Q. I am 50 and I retired as a firefighter (Special Category) on Dec. 31, 2013, with 25 years and 10 months of service. I want to withdraw my TSP but I’m being told by TSP that they withhold 20 percent for taxes and my accountant is telling me that I will have to pay 10 percent for a penalty because I retired early. I looked into the IRS publications 575 and 721 and they state I don’t get charged a penalty. Read the rest of this entry »
July 31st, 2014 | TSP withdrawal
Q. Is there a way I can get federal taxes deducted from my TSP withdrawals. I am currently receiving a monthly payment.
A. Yes. Use form TSP-78: https://www.tsp.gov/PDF/formspubs/tsp-78.pdf.
July 30th, 2014 | TSP withdrawal
Q. I want to pay off a few student loans before I retire from the military. I want to use my TSP to do so. Should I convert my TSP to a Roth IRA so I can avoid the heavy withdrawal fees?

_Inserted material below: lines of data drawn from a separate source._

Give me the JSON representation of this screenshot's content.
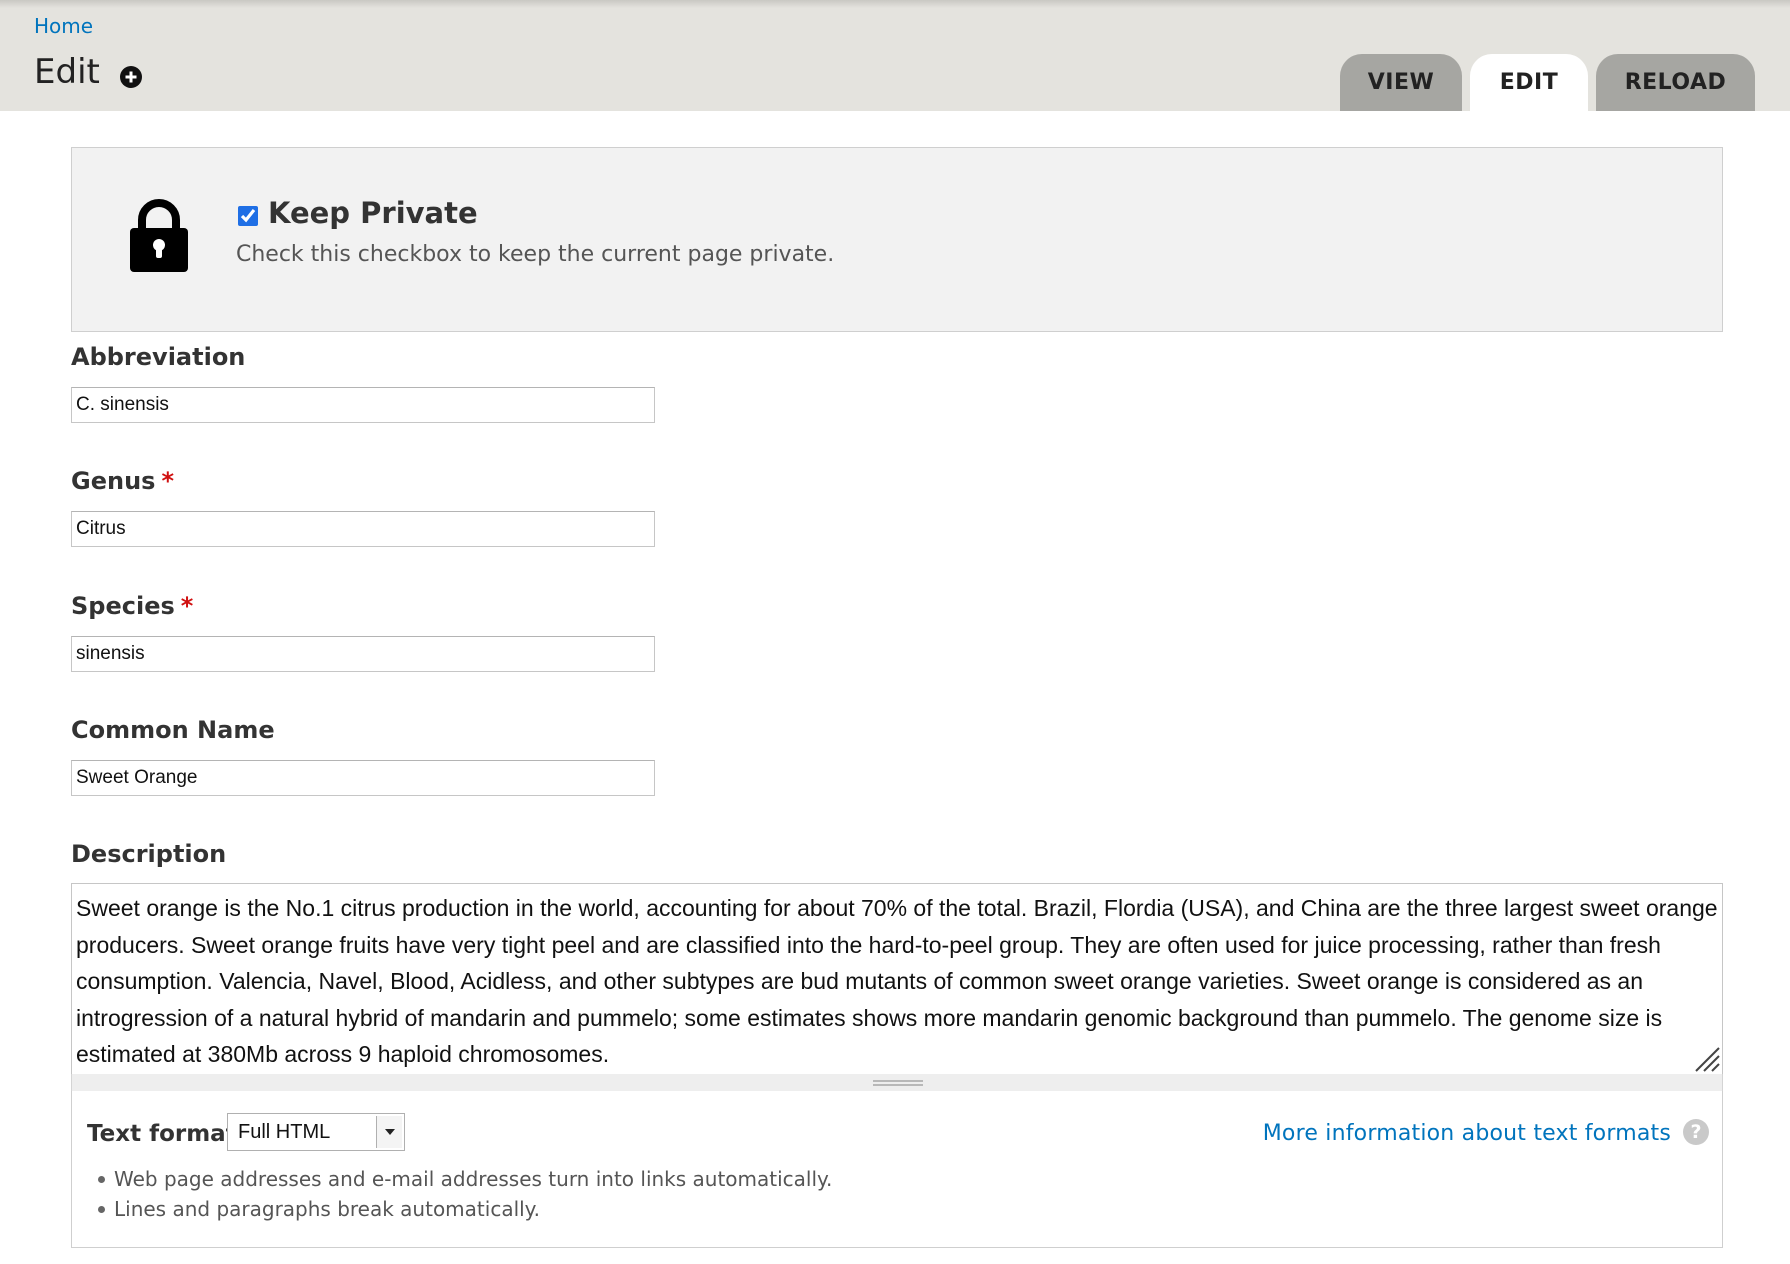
{
  "breadcrumb": {
    "home": "Home"
  },
  "page": {
    "title": "Edit"
  },
  "tabs": [
    {
      "label": "VIEW",
      "active": false
    },
    {
      "label": "EDIT",
      "active": true
    },
    {
      "label": "RELOAD",
      "active": false
    }
  ],
  "private_panel": {
    "title": "Keep Private",
    "description": "Check this checkbox to keep the current page private.",
    "checked": true,
    "icon": "lock-icon"
  },
  "fields": {
    "abbreviation": {
      "label": "Abbreviation",
      "value": "C. sinensis",
      "required": false
    },
    "genus": {
      "label": "Genus",
      "value": "Citrus",
      "required": true
    },
    "species": {
      "label": "Species",
      "value": "sinensis",
      "required": true
    },
    "common_name": {
      "label": "Common Name",
      "value": "Sweet Orange",
      "required": false
    },
    "description": {
      "label": "Description",
      "value": "Sweet orange is the No.1 citrus production in the world, accounting for about 70% of the total. Brazil, Flordia (USA), and China are the three largest sweet orange producers. Sweet orange fruits have very tight peel and are classified into the hard-to-peel group. They are often used for juice processing, rather than fresh consumption. Valencia, Navel, Blood, Acidless, and other subtypes are bud mutants of common sweet orange varieties. Sweet orange is considered as an introgression of a natural hybrid of mandarin and pummelo; some estimates shows more mandarin genomic background than pummelo. The genome size is estimated at 380Mb across 9 haploid chromosomes."
    }
  },
  "required_marker": "*",
  "text_format": {
    "label": "Text format",
    "selected": "Full HTML",
    "help_link": "More information about text formats",
    "help_icon": "?",
    "tips": [
      "Web page addresses and e-mail addresses turn into links automatically.",
      "Lines and paragraphs break automatically."
    ]
  },
  "colors": {
    "link": "#0074bd",
    "header_bg": "#e4e3de",
    "tab_inactive": "#a6a6a2",
    "required": "#d01010",
    "checkbox": "#1f6fe5"
  }
}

A. There are no fees for withdrawing money from the TSP. All withdrawals from the TSP (except contributions you made from tax-free combat pay) will be subject to income taxation and, unless you qualify for one of the exceptions listed on Page 7 of the notice at https://www.tsp.gov/PDF/formspubs/tsp-536.pdf, any withdrawal you take before reaching age 59-1/2 will be subject to the IRS’ early withdrawal penalty. You should seek advice from a CPA before proceeding with this. You might want to consider taking a TSP loan to pay off the student loans, instead.
July 29th, 2014 | Investing
Q. I am a retired federal employee since July 1, 2011. Because of the IRS rules regarding RDA if you’re 70-1/2 years old. I decided to withdraw an annuity of $1,500 each month. What is the best investment as to where to put my $1,500. By the way, this amount is below the 4 percent commonly used by retirees as a yardstick.
A. You should invest the money in the safest place that is highly likely to produce a sequence of periodic investment returns that will support your future financial goals. If you’re not sure what that is, I suggest that you put the money in the bank and contact me for help.
July 28th, 2014 | FERS
Q. I’ve read about the Social Security reduction if your income is above a certain amount. Does the calculation for that amount include the FERS pension and TSP annuity payments? In other words, does the Social Security Administration consider my pension and TSP payout to be “income” they will reduce against? Or is the reduction only against “wages” from actual employment income after you reach Social Security retirement age? Read the rest of this entry »
July 24th, 2014 | TSP withdrawal
Q. I want to make a one-time partial withdrawal from my TSP account. I realize this withdrawal is subject to the Virginia state and federal income taxes. Who should I contact to learn how much taxes, both federal and state, I have to pay?
A. The withholding requirements are listed in the table on Page 3 of the notice at https://www.tsp.gov/PDF/formspubs/tsp-536.pdf. You won’t know how much tax you’ll actually owe until you file your tax returns for the year, however.
July 21st, 2014 | TSP withdrawal
Q. How much is the TSP taxed upon retirement if pulled out all at once, and how does that affect you’re end-of-year taxes at the end of that year?
A. Your withdrawal will be subject to a 20 percent mandatory federal tax withholding and the amount of your withdrawal will be added to your tax return for the year as ordinary income. The withholding is considered a deposit against your federal tax liability for the year.
June 24th, 2014 | TSP withdrawal
Q. I understand TSP withdrawals will be taxed as regular income come tax time.
However, when one takes/chooses monthly TSP payments upon retirement, are
taxes taken out of these payments? In other words, when I run the TSP
calculator, understanding it is only an estimate, can I expect these
payments to be lower due to taxes being taken out? Read the rest of this entry »